Credit control relates to business invoices, but ultimately consumer spending is an extension of the same process – if consumers stop spending, then retailers’ revenues fall, and that can quickly pass up the supply chain in terms of delayed payments and overdue invoices, not to mention debtors entering insolvency. So what are the current conditionsRead More
Credit control relates to business invoices, but ultimately consumer spending is an extension of the same process – if consumers stop spending, then retailers’ revenues fall, and that can quickly pass up the supply chain in terms of delayed payments and overdue invoices, not to mention debtors entering insolvency. So what are the current conditions on the ground? No Appetite for Debt Advice Around 97% of Britons are currently unlikely to be seeking any kind of debt advice, according to a recent survey from R3, the Association of Business Recovery Professionals. The figures, published in early March, relate to the proportion of those surveyed who expected to consult with a debt advisor in the following six months – taking us right through to the end of the summer. However, that does not mean that only 3% of Britons are in debt – in fact, 39% of the study’s participants stated that debt concern affected them. “This snapshot uncovers the huge unwillingness to take debt advice,” said R3 president Frances Coulson at the time. Short-Term Loans Still Find Favour Despite astonishing headline rates of APR – often around the 1,700% mark – payday loans are still popular among a significant subset of the UK population.

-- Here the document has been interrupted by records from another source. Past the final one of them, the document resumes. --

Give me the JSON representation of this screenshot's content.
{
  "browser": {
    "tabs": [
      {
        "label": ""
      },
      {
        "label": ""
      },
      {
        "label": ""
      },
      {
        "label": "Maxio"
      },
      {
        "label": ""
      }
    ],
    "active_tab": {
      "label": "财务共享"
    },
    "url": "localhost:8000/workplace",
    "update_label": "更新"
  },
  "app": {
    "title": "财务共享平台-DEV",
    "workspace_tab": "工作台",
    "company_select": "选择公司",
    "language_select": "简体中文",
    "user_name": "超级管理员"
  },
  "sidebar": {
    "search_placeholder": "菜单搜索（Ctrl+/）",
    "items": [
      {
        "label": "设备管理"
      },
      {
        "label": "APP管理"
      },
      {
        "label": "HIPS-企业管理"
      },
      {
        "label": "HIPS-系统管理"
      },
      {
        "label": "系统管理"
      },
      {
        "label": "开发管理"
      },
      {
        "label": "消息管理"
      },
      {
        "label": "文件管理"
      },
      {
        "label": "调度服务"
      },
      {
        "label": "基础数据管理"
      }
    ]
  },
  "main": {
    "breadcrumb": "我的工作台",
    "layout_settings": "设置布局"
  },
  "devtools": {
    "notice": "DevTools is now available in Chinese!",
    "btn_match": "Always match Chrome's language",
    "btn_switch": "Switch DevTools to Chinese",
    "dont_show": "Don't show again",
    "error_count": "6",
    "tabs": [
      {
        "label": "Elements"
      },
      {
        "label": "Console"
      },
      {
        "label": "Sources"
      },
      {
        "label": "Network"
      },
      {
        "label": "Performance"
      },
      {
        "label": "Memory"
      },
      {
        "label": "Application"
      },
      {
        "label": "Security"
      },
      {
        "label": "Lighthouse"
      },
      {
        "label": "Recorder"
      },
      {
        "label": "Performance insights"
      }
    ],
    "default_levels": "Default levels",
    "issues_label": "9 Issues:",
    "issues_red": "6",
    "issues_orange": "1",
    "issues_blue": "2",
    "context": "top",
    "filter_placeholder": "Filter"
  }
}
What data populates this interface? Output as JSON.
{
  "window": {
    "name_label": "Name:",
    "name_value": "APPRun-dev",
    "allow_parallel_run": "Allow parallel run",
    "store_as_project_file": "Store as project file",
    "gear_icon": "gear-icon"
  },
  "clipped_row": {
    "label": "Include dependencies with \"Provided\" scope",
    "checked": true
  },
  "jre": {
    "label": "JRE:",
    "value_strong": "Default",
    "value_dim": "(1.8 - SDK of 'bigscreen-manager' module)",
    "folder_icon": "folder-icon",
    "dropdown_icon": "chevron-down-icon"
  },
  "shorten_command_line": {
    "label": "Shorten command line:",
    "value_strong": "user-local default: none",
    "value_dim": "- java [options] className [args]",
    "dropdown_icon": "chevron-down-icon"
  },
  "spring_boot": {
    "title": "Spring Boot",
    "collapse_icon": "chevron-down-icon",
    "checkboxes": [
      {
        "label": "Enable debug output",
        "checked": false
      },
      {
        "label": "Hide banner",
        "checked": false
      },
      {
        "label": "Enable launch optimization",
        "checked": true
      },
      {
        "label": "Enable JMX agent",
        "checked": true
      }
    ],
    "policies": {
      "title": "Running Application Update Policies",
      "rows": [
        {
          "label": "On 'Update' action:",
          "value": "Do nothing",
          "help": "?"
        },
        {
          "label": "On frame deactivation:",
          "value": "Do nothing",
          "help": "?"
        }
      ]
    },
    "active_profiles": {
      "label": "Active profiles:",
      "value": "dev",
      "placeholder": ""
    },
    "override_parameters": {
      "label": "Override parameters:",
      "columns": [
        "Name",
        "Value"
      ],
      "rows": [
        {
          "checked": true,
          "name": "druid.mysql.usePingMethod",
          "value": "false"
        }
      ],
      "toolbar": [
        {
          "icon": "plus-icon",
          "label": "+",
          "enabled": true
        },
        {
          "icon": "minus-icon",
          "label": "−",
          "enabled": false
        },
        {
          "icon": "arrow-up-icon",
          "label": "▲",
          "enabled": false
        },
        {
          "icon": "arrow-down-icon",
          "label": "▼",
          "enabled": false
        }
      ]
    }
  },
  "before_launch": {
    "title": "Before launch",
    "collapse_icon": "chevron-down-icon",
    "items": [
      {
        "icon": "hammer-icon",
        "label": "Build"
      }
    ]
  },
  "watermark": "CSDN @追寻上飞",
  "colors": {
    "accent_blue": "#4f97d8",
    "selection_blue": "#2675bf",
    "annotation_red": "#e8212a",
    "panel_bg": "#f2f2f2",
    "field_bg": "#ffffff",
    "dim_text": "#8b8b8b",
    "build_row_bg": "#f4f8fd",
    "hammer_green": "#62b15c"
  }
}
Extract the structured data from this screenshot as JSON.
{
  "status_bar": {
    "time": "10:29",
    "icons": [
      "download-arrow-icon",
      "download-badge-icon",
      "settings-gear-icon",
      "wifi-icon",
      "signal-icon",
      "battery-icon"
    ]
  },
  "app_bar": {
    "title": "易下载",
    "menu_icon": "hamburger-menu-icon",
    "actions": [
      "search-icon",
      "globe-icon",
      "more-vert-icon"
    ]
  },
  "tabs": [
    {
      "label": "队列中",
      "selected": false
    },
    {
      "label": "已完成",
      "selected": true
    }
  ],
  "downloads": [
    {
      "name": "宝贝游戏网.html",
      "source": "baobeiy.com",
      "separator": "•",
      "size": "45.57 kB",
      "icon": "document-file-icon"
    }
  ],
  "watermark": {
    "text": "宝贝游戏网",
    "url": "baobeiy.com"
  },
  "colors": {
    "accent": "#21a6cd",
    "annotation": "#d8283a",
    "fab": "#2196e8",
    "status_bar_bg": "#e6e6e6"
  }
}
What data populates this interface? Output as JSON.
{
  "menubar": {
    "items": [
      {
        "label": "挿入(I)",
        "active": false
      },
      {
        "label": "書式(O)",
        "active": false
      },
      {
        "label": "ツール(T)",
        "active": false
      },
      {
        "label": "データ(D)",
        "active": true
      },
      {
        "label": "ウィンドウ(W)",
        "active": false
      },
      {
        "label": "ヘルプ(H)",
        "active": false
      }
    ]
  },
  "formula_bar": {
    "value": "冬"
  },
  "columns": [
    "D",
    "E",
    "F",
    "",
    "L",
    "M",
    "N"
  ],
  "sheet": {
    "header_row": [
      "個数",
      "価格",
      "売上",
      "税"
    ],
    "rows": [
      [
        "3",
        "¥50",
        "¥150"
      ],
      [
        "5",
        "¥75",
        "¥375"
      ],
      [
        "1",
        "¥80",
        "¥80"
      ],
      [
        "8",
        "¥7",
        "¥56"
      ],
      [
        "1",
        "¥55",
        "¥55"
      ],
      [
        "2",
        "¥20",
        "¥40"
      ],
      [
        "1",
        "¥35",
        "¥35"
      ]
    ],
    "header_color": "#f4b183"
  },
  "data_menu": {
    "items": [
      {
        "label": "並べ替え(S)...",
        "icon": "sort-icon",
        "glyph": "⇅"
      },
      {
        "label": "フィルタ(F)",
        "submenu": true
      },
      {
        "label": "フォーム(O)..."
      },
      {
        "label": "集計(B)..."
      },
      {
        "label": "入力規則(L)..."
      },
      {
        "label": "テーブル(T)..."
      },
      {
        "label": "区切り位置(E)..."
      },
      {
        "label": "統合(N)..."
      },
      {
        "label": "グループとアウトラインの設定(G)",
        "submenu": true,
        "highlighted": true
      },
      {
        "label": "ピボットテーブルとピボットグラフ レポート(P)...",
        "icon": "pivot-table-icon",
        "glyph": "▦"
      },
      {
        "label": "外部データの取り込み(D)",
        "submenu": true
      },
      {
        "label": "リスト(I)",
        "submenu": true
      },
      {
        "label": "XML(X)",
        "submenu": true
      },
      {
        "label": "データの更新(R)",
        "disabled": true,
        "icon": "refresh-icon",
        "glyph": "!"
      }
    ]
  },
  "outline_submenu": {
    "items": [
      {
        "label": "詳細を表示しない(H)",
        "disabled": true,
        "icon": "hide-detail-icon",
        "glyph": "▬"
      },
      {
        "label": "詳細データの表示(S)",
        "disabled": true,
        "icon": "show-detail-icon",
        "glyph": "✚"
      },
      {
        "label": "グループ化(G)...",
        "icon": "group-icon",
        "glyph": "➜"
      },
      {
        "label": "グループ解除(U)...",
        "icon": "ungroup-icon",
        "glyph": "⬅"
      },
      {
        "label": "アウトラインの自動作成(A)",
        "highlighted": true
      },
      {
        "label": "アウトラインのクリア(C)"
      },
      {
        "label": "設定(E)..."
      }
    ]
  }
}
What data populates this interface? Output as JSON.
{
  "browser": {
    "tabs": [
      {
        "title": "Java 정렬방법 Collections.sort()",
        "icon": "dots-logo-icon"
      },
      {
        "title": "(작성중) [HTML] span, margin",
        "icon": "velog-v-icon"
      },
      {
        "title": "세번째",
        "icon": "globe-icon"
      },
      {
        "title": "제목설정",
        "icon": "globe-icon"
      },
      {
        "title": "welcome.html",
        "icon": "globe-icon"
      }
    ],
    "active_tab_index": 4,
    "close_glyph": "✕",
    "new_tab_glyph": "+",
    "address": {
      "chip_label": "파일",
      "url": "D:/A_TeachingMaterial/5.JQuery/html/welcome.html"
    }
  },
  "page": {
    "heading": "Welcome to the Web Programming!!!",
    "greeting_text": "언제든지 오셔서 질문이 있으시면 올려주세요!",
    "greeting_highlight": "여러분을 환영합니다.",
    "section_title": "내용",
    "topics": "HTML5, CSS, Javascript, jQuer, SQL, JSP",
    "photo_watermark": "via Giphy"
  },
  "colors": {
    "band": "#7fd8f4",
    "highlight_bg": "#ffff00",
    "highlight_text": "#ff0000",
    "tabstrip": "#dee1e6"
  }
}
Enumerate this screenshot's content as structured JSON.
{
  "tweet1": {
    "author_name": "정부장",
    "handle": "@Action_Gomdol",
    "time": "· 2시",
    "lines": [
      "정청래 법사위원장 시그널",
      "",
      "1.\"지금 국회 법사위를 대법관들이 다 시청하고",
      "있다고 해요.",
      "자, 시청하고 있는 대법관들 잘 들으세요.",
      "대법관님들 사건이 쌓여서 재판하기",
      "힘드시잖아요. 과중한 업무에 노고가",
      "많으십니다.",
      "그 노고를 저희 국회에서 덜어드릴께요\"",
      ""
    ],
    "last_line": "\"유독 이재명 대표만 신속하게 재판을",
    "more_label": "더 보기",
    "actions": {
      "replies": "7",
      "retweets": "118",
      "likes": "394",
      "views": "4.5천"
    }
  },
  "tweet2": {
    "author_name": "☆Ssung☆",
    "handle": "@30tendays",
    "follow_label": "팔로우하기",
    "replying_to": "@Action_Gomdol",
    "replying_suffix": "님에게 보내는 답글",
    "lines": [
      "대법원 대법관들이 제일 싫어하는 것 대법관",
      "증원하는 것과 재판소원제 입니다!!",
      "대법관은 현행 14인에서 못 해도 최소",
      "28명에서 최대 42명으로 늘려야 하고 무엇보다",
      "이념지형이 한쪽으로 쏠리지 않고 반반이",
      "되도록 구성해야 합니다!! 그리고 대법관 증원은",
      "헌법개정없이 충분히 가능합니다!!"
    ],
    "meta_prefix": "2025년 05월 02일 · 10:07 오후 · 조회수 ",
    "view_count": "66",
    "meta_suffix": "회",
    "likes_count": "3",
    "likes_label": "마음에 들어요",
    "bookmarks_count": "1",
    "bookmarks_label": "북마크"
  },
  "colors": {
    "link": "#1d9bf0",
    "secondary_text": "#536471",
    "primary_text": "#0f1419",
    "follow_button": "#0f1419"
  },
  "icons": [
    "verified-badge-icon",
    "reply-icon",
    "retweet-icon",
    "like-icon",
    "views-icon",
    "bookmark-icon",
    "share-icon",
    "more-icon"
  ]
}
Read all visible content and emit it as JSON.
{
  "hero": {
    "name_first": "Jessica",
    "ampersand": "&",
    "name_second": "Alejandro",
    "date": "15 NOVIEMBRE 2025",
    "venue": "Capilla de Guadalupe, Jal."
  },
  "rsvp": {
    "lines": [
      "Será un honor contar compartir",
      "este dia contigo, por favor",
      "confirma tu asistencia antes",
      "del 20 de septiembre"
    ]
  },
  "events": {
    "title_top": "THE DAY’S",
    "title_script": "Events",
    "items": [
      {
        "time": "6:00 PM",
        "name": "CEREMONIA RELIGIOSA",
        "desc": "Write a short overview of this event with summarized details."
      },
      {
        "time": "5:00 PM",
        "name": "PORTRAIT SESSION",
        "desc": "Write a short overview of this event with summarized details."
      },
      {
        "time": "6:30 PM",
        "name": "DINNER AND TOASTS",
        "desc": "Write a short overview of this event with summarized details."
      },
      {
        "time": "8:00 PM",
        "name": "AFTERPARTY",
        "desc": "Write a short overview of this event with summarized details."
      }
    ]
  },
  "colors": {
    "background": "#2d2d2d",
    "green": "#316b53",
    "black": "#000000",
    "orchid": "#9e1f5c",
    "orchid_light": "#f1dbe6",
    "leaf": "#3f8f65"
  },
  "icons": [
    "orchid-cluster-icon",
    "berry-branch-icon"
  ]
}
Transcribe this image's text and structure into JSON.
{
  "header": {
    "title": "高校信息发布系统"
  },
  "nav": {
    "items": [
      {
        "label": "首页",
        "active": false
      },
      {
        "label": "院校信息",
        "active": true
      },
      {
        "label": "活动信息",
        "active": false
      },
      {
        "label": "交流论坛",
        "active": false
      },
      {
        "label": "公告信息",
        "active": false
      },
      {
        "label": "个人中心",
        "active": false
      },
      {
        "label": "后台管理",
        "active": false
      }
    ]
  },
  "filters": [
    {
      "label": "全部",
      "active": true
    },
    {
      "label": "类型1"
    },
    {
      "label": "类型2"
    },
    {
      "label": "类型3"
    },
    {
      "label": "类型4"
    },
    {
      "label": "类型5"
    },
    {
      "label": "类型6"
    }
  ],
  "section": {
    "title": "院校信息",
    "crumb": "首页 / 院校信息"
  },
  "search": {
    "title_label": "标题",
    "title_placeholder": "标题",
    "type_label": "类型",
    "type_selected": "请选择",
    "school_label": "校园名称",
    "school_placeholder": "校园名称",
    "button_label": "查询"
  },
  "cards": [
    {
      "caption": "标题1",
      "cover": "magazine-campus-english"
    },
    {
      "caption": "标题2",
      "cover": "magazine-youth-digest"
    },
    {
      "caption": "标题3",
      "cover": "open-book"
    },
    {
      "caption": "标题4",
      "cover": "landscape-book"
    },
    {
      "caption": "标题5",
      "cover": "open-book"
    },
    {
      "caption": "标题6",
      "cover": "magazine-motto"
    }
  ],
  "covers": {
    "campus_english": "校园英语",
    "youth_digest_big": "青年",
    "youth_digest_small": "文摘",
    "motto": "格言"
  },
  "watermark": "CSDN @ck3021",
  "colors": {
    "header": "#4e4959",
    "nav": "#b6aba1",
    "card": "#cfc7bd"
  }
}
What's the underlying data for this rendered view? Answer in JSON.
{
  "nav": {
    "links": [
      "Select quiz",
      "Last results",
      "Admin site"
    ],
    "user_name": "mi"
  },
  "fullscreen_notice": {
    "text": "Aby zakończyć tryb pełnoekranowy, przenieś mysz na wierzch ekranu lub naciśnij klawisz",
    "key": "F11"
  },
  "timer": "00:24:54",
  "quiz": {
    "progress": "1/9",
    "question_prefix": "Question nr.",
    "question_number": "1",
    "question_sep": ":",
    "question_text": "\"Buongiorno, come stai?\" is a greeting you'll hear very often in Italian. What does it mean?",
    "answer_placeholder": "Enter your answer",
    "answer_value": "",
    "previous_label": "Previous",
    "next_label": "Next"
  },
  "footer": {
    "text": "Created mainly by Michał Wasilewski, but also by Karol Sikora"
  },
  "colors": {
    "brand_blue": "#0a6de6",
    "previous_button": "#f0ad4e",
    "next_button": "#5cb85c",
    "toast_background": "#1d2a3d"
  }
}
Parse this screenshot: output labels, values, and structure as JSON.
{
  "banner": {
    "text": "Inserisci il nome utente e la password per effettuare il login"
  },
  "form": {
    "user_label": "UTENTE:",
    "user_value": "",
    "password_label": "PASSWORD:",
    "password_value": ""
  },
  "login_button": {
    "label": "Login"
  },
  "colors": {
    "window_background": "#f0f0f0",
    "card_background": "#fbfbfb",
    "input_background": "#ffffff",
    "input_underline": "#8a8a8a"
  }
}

In late May, R3 revealed that 7% of Britons do not think any changes should be made to the regulatory requirement placed on payday loan lenders – and 8% think they are likely to use such a facility in the coming six months
R3 council member Louise Brittain commented: “If this was taken just as a one-off, and paid back immediately, then it could work – but our research tells us this is not always the case.”
The combination of an appetite for debt and ignorance of debt advice could spell disaster for the retail sector – and as we move up the chain, that’s what we find.
High Street or Bust
Yet more figures from R3, again towards the end of May, show that insolvency practitioners expect the retail sector to post the highest rate of insolvencies for the whole of 2012.
Half of all retailers surveyed were seeing their profits and sales dip, compared with just over a third of companies throughout all British business segments.
In many cases, however, it was not consumer spending that caused the concern, but other economic issues such as interest rates and bank lending.
“This is perhaps a reflection of the fact that, across the board, businesses are experiencing serious cashflow problems and, consequently, are looking very carefully at what they spend,” said R3 president Lee Manning.
Never Break the Chain
All of these impacts are likely to filter up through supply chains in the months to come, with cancelled orders and aNewton’s-cradle-style chain reaction of delayed payments unlikely to avoid many businesses, whichever sector they may operate in.
To compensate, many companies may feel compelled to adopt more stringent credit control measures – imposing clear payment terms on customers and chasing non-payment more promptly when an invoice goes unpaid.